Task requirements: Repeat the data in full. Every line must match.

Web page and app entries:
[Start of Attachment]
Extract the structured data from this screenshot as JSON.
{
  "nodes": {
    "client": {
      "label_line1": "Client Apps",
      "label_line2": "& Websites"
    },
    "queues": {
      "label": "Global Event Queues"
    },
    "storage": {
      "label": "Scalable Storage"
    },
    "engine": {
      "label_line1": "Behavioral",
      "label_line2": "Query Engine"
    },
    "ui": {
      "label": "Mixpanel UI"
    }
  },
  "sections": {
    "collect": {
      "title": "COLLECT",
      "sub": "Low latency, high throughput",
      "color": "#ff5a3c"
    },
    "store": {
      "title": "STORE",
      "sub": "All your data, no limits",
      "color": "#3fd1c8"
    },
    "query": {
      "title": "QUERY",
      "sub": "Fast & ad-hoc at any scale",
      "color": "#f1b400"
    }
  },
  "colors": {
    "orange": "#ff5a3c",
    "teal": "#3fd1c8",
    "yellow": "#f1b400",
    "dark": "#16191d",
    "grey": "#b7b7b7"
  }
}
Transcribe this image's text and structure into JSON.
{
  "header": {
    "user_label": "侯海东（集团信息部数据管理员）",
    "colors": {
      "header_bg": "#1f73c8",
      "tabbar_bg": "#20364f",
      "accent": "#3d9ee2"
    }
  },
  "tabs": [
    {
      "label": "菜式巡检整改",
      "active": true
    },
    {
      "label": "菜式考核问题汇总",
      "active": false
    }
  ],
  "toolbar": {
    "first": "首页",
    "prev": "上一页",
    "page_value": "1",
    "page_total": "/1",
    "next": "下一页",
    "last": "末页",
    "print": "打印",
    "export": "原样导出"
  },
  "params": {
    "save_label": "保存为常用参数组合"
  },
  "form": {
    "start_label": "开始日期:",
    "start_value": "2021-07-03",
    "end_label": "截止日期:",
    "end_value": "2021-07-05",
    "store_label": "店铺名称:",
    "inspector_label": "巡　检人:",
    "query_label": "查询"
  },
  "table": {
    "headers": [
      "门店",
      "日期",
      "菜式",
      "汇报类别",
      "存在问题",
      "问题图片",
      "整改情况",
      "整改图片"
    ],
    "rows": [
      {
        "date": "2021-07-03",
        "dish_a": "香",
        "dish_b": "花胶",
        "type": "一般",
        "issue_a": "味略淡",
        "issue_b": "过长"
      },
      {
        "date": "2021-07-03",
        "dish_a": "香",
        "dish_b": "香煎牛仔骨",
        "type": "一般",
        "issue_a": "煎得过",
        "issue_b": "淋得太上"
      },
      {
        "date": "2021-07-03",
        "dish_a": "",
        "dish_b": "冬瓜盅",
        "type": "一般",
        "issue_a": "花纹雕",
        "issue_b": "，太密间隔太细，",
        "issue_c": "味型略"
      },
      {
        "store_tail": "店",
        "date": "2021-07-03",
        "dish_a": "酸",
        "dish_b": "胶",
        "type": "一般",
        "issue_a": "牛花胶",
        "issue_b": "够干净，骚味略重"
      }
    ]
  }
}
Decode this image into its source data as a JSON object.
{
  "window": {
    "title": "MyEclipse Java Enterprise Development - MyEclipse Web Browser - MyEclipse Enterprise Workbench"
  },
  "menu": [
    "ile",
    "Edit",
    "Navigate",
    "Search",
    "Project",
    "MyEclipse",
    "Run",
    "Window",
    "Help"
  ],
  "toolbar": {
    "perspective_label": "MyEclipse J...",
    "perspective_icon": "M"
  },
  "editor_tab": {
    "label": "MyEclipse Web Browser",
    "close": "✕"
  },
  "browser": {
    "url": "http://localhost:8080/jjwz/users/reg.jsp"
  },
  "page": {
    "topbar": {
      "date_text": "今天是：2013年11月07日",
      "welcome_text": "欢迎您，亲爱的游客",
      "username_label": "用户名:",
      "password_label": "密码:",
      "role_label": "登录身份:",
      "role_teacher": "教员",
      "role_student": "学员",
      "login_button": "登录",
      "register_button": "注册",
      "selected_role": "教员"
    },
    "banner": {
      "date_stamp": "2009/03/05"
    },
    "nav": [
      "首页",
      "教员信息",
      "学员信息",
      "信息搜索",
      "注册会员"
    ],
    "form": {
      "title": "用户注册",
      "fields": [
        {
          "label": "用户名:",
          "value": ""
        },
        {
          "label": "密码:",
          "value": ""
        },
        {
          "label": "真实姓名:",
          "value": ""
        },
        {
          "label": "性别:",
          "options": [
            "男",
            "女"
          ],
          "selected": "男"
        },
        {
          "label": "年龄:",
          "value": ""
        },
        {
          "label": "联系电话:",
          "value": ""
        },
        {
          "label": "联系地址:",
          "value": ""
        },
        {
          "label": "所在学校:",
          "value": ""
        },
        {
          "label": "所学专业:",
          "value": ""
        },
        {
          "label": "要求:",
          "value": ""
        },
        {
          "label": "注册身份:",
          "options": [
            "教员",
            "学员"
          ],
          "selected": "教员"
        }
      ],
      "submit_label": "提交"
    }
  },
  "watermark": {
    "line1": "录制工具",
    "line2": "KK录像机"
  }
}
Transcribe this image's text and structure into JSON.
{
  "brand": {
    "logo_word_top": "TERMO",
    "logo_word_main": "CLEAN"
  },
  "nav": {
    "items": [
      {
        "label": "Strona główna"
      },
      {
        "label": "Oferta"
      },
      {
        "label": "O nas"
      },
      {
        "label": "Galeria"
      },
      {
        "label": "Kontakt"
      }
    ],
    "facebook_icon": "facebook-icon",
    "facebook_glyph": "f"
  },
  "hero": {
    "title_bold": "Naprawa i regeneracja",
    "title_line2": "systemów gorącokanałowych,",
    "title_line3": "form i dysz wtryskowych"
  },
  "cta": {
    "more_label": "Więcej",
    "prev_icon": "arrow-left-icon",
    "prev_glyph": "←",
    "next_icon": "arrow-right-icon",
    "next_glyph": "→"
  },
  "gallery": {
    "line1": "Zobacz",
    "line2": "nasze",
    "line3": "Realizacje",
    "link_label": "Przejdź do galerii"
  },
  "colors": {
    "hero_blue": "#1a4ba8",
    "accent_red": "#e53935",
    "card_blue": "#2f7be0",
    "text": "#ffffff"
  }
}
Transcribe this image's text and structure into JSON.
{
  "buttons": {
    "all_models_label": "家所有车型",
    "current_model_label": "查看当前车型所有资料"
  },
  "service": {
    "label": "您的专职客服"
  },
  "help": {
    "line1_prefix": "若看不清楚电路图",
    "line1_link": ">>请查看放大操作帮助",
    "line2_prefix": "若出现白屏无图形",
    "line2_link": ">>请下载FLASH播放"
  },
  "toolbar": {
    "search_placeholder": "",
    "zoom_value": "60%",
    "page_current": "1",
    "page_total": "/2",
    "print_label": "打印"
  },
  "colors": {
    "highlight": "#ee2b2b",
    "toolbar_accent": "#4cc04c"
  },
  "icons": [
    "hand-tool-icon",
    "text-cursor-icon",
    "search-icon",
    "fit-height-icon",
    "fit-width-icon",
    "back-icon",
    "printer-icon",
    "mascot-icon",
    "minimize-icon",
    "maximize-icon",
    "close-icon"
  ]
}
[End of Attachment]
Result:
Extract the structured data from this screenshot as JSON.
{
  "nodes": {
    "client": {
      "label_line1": "Client Apps",
      "label_line2": "& Websites"
    },
    "queues": {
      "label": "Global Event Queues"
    },
    "storage": {
      "label": "Scalable Storage"
    },
    "engine": {
      "label_line1": "Behavioral",
      "label_line2": "Query Engine"
    },
    "ui": {
      "label": "Mixpanel UI"
    }
  },
  "sections": {
    "collect": {
      "title": "COLLECT",
      "sub": "Low latency, high throughput",
      "color": "#ff5a3c"
    },
    "store": {
      "title": "STORE",
      "sub": "All your data, no limits",
      "color": "#3fd1c8"
    },
    "query": {
      "title": "QUERY",
      "sub": "Fast & ad-hoc at any scale",
      "color": "#f1b400"
    }
  },
  "colors": {
    "orange": "#ff5a3c",
    "teal": "#3fd1c8",
    "yellow": "#f1b400",
    "dark": "#16191d",
    "grey": "#b7b7b7"
  }
}
Transcribe this image's text and structure into JSON.
{
  "header": {
    "user_label": "侯海东（集团信息部数据管理员）",
    "colors": {
      "header_bg": "#1f73c8",
      "tabbar_bg": "#20364f",
      "accent": "#3d9ee2"
    }
  },
  "tabs": [
    {
      "label": "菜式巡检整改",
      "active": true
    },
    {
      "label": "菜式考核问题汇总",
      "active": false
    }
  ],
  "toolbar": {
    "first": "首页",
    "prev": "上一页",
    "page_value": "1",
    "page_total": "/1",
    "next": "下一页",
    "last": "末页",
    "print": "打印",
    "export": "原样导出"
  },
  "params": {
    "save_label": "保存为常用参数组合"
  },
  "form": {
    "start_label": "开始日期:",
    "start_value": "2021-07-03",
    "end_label": "截止日期:",
    "end_value": "2021-07-05",
    "store_label": "店铺名称:",
    "inspector_label": "巡　检人:",
    "query_label": "查询"
  },
  "table": {
    "headers": [
      "门店",
      "日期",
      "菜式",
      "汇报类别",
      "存在问题",
      "问题图片",
      "整改情况",
      "整改图片"
    ],
    "rows": [
      {
        "date": "2021-07-03",
        "dish_a": "香",
        "dish_b": "花胶",
        "type": "一般",
        "issue_a": "味略淡",
        "issue_b": "过长"
      },
      {
        "date": "2021-07-03",
        "dish_a": "香",
        "dish_b": "香煎牛仔骨",
        "type": "一般",
        "issue_a": "煎得过",
        "issue_b": "淋得太上"
      },
      {
        "date": "2021-07-03",
        "dish_a": "",
        "dish_b": "冬瓜盅",
        "type": "一般",
        "issue_a": "花纹雕",
        "issue_b": "，太密间隔太细，",
        "issue_c": "味型略"
      },
      {
        "store_tail": "店",
        "date": "2021-07-03",
        "dish_a": "酸",
        "dish_b": "胶",
        "type": "一般",
        "issue_a": "牛花胶",
        "issue_b": "够干净，骚味略重"
      }
    ]
  }
}
Decode this image into its source data as a JSON object.
{
  "window": {
    "title": "MyEclipse Java Enterprise Development - MyEclipse Web Browser - MyEclipse Enterprise Workbench"
  },
  "menu": [
    "ile",
    "Edit",
    "Navigate",
    "Search",
    "Project",
    "MyEclipse",
    "Run",
    "Window",
    "Help"
  ],
  "toolbar": {
    "perspective_label": "MyEclipse J...",
    "perspective_icon": "M"
  },
  "editor_tab": {
    "label": "MyEclipse Web Browser",
    "close": "✕"
  },
  "browser": {
    "url": "http://localhost:8080/jjwz/users/reg.jsp"
  },
  "page": {
    "topbar": {
      "date_text": "今天是：2013年11月07日",
      "welcome_text": "欢迎您，亲爱的游客",
      "username_label": "用户名:",
      "password_label": "密码:",
      "role_label": "登录身份:",
      "role_teacher": "教员",
      "role_student": "学员",
      "login_button": "登录",
      "register_button": "注册",
      "selected_role": "教员"
    },
    "banner": {
      "date_stamp": "2009/03/05"
    },
    "nav": [
      "首页",
      "教员信息",
      "学员信息",
      "信息搜索",
      "注册会员"
    ],
    "form": {
      "title": "用户注册",
      "fields": [
        {
          "label": "用户名:",
          "value": ""
        },
        {
          "label": "密码:",
          "value": ""
        },
        {
          "label": "真实姓名:",
          "value": ""
        },
        {
          "label": "性别:",
          "options": [
            "男",
            "女"
          ],
          "selected": "男"
        },
        {
          "label": "年龄:",
          "value": ""
        },
        {
          "label": "联系电话:",
          "value": ""
        },
        {
          "label": "联系地址:",
          "value": ""
        },
        {
          "label": "所在学校:",
          "value": ""
        },
        {
          "label": "所学专业:",
          "value": ""
        },
        {
          "label": "要求:",
          "value": ""
        },
        {
          "label": "注册身份:",
          "options": [
            "教员",
            "学员"
          ],
          "selected": "教员"
        }
      ],
      "submit_label": "提交"
    }
  },
  "watermark": {
    "line1": "录制工具",
    "line2": "KK录像机"
  }
}
Transcribe this image's text and structure into JSON.
{
  "brand": {
    "logo_word_top": "TERMO",
    "logo_word_main": "CLEAN"
  },
  "nav": {
    "items": [
      {
        "label": "Strona główna"
      },
      {
        "label": "Oferta"
      },
      {
        "label": "O nas"
      },
      {
        "label": "Galeria"
      },
      {
        "label": "Kontakt"
      }
    ],
    "facebook_icon": "facebook-icon",
    "facebook_glyph": "f"
  },
  "hero": {
    "title_bold": "Naprawa i regeneracja",
    "title_line2": "systemów gorącokanałowych,",
    "title_line3": "form i dysz wtryskowych"
  },
  "cta": {
    "more_label": "Więcej",
    "prev_icon": "arrow-left-icon",
    "prev_glyph": "←",
    "next_icon": "arrow-right-icon",
    "next_glyph": "→"
  },
  "gallery": {
    "line1": "Zobacz",
    "line2": "nasze",
    "line3": "Realizacje",
    "link_label": "Przejdź do galerii"
  },
  "colors": {
    "hero_blue": "#1a4ba8",
    "accent_red": "#e53935",
    "card_blue": "#2f7be0",
    "text": "#ffffff"
  }
}
Transcribe this image's text and structure into JSON.
{
  "buttons": {
    "all_models_label": "家所有车型",
    "current_model_label": "查看当前车型所有资料"
  },
  "service": {
    "label": "您的专职客服"
  },
  "help": {
    "line1_prefix": "若看不清楚电路图",
    "line1_link": ">>请查看放大操作帮助",
    "line2_prefix": "若出现白屏无图形",
    "line2_link": ">>请下载FLASH播放"
  },
  "toolbar": {
    "search_placeholder": "",
    "zoom_value": "60%",
    "page_current": "1",
    "page_total": "/2",
    "print_label": "打印"
  },
  "colors": {
    "highlight": "#ee2b2b",
    "toolbar_accent": "#4cc04c"
  },
  "icons": [
    "hand-tool-icon",
    "text-cursor-icon",
    "search-icon",
    "fit-height-icon",
    "fit-width-icon",
    "back-icon",
    "printer-icon",
    "mascot-icon",
    "minimize-icon",
    "maximize-icon",
    "close-icon"
  ]
}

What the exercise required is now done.